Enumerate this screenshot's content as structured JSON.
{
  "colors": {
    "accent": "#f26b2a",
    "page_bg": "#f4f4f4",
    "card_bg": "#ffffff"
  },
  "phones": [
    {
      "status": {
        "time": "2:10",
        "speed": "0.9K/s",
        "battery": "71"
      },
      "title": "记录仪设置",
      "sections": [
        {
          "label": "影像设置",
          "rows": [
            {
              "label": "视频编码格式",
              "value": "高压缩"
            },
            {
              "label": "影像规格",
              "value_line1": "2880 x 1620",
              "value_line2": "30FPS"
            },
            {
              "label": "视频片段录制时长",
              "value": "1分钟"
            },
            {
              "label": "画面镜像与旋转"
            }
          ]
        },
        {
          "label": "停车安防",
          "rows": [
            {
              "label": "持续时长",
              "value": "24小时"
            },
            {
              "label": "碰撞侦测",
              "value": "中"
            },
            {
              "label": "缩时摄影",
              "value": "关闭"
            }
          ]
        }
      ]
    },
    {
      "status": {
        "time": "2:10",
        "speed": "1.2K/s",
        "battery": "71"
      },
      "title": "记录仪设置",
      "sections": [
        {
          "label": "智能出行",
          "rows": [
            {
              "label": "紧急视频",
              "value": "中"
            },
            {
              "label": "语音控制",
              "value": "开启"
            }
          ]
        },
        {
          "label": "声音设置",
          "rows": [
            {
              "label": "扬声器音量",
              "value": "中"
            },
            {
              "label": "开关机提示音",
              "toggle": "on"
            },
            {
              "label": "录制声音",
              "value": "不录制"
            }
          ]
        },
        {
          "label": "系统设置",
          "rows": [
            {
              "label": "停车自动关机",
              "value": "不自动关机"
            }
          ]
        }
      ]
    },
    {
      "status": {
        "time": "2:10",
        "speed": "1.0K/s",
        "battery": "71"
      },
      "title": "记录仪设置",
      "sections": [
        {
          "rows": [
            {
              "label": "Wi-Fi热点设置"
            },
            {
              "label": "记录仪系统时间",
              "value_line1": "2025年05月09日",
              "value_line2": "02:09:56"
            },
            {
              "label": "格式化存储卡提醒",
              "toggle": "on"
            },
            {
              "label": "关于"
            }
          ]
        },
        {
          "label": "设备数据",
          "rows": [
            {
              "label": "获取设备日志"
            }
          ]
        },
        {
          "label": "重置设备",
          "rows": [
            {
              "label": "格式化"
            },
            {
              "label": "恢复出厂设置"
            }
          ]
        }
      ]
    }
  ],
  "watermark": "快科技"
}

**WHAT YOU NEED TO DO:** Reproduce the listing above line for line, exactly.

**OUTPUT BELOW:**
Enumerate this screenshot's content as structured JSON.
{
  "colors": {
    "accent": "#f26b2a",
    "page_bg": "#f4f4f4",
    "card_bg": "#ffffff"
  },
  "phones": [
    {
      "status": {
        "time": "2:10",
        "speed": "0.9K/s",
        "battery": "71"
      },
      "title": "记录仪设置",
      "sections": [
        {
          "label": "影像设置",
          "rows": [
            {
              "label": "视频编码格式",
              "value": "高压缩"
            },
            {
              "label": "影像规格",
              "value_line1": "2880 x 1620",
              "value_line2": "30FPS"
            },
            {
              "label": "视频片段录制时长",
              "value": "1分钟"
            },
            {
              "label": "画面镜像与旋转"
            }
          ]
        },
        {
          "label": "停车安防",
          "rows": [
            {
              "label": "持续时长",
              "value": "24小时"
            },
            {
              "label": "碰撞侦测",
              "value": "中"
            },
            {
              "label": "缩时摄影",
              "value": "关闭"
            }
          ]
        }
      ]
    },
    {
      "status": {
        "time": "2:10",
        "speed": "1.2K/s",
        "battery": "71"
      },
      "title": "记录仪设置",
      "sections": [
        {
          "label": "智能出行",
          "rows": [
            {
              "label": "紧急视频",
              "value": "中"
            },
            {
              "label": "语音控制",
              "value": "开启"
            }
          ]
        },
        {
          "label": "声音设置",
          "rows": [
            {
              "label": "扬声器音量",
              "value": "中"
            },
            {
              "label": "开关机提示音",
              "toggle": "on"
            },
            {
              "label": "录制声音",
              "value": "不录制"
            }
          ]
        },
        {
          "label": "系统设置",
          "rows": [
            {
              "label": "停车自动关机",
              "value": "不自动关机"
            }
          ]
        }
      ]
    },
    {
      "status": {
        "time": "2:10",
        "speed": "1.0K/s",
        "battery": "71"
      },
      "title": "记录仪设置",
      "sections": [
        {
          "rows": [
            {
              "label": "Wi-Fi热点设置"
            },
            {
              "label": "记录仪系统时间",
              "value_line1": "2025年05月09日",
              "value_line2": "02:09:56"
            },
            {
              "label": "格式化存储卡提醒",
              "toggle": "on"
            },
            {
              "label": "关于"
            }
          ]
        },
        {
          "label": "设备数据",
          "rows": [
            {
              "label": "获取设备日志"
            }
          ]
        },
        {
          "label": "重置设备",
          "rows": [
            {
              "label": "格式化"
            },
            {
              "label": "恢复出厂设置"
            }
          ]
        }
      ]
    }
  ],
  "watermark": "快科技"
}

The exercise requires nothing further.